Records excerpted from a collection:
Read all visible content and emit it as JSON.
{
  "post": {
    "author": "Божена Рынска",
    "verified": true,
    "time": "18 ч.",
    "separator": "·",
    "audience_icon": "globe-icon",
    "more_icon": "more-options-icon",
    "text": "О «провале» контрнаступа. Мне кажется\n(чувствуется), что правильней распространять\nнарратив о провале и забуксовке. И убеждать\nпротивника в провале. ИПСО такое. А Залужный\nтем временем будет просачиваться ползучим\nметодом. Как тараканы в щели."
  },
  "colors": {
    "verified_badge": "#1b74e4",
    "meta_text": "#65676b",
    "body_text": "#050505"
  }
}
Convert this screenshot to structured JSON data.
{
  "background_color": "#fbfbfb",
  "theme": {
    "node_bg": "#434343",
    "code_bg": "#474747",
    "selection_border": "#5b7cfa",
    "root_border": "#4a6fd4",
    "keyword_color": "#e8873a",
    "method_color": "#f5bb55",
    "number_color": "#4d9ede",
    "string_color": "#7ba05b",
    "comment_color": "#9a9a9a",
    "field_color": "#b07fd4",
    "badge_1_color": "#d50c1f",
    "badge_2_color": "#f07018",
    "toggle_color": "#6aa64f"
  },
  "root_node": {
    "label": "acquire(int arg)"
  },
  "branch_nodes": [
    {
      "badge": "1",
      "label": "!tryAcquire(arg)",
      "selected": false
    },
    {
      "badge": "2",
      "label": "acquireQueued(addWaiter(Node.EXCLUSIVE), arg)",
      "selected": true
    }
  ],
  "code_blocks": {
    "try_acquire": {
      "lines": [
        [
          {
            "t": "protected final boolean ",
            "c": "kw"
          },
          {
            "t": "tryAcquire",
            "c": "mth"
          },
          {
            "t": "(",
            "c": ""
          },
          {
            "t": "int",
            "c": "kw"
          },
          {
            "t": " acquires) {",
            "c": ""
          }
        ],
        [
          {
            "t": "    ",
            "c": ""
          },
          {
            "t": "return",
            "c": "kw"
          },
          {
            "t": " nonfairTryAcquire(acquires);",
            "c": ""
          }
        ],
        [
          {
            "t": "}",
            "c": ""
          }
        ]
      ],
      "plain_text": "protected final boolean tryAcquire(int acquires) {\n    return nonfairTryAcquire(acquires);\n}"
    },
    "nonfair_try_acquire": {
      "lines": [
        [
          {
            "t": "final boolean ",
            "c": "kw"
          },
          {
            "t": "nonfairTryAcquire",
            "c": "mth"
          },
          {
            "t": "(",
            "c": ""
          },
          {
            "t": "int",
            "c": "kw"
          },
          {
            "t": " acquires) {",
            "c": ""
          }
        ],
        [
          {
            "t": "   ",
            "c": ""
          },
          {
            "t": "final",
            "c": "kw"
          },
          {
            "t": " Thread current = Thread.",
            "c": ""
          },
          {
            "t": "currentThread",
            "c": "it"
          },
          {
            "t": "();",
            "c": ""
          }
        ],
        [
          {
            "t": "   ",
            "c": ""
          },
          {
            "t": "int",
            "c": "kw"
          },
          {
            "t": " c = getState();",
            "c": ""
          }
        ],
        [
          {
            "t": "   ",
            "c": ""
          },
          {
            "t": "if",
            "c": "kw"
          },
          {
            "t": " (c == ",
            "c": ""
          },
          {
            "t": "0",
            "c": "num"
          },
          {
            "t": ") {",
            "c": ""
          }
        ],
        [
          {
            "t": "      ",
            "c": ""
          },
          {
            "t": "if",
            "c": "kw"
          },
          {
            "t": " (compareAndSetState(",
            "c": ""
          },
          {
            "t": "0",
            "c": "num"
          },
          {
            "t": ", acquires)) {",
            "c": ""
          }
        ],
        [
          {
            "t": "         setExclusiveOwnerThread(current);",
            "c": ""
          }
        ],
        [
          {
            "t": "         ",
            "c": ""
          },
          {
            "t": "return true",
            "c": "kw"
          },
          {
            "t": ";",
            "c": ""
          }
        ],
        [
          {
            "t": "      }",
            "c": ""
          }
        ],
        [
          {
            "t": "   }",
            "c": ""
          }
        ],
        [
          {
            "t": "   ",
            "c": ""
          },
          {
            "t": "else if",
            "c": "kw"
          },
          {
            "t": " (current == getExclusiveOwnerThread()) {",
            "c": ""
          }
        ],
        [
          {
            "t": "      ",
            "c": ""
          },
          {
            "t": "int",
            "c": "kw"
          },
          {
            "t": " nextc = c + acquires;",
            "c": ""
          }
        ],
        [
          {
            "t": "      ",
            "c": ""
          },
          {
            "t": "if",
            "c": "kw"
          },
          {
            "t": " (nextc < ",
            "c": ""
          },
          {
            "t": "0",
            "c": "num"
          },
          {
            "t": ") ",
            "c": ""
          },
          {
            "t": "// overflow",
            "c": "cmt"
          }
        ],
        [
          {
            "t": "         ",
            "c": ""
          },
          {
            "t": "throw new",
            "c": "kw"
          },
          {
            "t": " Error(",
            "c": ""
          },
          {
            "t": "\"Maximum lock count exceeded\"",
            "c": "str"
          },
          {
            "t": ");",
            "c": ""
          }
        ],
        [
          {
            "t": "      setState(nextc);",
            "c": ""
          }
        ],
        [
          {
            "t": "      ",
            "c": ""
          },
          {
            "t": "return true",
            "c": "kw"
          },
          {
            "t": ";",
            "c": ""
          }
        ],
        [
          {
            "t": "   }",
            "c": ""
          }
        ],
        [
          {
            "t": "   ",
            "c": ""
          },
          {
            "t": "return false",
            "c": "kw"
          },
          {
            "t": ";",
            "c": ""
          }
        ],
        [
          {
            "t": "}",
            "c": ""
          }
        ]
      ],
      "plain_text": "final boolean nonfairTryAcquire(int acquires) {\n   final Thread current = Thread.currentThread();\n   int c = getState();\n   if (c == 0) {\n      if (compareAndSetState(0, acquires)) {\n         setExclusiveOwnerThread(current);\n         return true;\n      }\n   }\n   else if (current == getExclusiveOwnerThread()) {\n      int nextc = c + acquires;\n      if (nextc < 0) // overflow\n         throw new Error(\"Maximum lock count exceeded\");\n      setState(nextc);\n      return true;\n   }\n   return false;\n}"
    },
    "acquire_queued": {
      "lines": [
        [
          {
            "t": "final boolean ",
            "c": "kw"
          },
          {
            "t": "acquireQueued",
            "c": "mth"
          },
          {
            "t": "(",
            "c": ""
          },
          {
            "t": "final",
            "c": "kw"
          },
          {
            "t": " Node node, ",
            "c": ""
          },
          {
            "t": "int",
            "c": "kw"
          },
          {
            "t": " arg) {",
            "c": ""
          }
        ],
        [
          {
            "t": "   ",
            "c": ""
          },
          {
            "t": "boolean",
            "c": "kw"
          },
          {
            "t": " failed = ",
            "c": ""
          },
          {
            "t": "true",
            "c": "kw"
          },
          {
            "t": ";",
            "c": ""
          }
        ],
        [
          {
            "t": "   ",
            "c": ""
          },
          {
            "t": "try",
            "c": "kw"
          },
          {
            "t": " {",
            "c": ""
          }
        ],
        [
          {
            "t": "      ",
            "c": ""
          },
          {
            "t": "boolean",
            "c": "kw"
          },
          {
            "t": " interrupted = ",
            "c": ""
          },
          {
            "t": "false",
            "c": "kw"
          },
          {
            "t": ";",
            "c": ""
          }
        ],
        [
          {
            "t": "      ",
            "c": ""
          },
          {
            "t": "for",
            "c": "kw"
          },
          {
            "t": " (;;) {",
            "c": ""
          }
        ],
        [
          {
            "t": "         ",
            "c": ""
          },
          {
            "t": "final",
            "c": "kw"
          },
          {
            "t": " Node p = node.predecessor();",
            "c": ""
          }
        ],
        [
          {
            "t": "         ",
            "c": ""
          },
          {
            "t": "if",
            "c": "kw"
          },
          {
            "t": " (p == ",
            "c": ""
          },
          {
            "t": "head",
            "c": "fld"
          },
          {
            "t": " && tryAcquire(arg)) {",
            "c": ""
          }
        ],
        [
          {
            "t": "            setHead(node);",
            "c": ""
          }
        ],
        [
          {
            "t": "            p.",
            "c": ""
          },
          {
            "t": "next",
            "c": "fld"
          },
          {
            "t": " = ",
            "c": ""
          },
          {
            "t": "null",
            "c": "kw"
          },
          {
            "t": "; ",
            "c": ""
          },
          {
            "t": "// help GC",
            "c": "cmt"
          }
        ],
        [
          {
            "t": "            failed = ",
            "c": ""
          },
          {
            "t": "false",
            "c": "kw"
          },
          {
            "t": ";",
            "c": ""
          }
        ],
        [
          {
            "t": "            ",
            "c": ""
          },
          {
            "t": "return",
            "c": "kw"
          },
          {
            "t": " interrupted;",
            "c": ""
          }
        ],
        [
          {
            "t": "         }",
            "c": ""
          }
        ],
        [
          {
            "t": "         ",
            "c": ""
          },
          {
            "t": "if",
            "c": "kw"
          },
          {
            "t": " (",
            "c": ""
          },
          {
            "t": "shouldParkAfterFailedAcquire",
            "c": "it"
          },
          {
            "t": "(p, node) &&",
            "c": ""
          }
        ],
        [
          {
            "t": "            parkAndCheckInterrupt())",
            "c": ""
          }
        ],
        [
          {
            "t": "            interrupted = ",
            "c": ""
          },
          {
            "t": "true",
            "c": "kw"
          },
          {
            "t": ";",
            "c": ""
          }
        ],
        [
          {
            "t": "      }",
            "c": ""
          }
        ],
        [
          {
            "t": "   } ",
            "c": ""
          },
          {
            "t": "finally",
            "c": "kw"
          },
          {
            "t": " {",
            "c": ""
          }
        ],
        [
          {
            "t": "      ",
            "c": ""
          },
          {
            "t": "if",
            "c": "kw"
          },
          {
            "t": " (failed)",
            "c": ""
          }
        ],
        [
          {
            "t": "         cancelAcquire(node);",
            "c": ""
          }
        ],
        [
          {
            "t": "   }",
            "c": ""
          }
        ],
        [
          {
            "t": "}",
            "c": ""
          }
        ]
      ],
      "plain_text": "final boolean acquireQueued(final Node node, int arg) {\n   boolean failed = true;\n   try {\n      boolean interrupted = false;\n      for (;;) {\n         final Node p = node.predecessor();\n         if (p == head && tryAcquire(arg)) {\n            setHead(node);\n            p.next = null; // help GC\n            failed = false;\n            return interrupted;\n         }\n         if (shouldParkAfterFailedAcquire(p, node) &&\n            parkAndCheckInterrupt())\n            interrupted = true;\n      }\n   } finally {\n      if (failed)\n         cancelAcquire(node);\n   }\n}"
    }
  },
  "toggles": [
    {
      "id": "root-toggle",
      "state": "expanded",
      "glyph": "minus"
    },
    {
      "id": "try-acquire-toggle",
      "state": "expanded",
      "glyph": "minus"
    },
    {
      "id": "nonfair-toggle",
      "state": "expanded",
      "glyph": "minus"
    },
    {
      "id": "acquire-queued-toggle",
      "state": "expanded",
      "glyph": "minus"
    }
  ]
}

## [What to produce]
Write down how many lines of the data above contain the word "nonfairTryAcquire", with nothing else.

## [The answer]
4